YOUR ASSIGNMENT: Count the lines in the records below that contain the word "title", and reply with only that number.

Segment Start: RECORDS SUPPLIED

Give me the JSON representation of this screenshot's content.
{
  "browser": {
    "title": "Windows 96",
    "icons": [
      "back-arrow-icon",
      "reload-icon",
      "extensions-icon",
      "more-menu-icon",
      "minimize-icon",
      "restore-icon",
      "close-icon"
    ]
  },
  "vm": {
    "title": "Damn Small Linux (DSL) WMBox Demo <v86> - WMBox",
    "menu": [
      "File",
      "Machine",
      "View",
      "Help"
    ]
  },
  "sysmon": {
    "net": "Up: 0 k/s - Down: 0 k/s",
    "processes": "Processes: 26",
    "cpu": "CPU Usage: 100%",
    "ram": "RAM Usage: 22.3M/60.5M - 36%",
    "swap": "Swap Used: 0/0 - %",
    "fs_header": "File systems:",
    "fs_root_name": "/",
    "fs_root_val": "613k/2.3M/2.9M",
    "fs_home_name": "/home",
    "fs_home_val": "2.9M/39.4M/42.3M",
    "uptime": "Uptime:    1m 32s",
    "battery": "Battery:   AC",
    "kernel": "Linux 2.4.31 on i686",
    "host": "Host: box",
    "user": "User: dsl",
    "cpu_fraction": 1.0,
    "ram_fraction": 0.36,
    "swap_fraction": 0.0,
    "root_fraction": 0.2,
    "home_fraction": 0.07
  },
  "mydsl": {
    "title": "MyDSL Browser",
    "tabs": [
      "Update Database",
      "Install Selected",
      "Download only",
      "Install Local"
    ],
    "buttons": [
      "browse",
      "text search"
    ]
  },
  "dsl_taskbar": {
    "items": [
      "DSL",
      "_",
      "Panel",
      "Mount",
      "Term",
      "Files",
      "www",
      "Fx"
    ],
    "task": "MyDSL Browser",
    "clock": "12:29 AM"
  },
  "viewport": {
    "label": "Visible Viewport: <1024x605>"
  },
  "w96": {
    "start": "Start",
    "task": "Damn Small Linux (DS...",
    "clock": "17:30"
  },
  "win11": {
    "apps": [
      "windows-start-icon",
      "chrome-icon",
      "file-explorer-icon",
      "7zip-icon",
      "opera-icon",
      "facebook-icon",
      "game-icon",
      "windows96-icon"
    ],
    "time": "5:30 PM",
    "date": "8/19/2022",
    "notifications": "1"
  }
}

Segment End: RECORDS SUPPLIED

TASK ANSWER: 3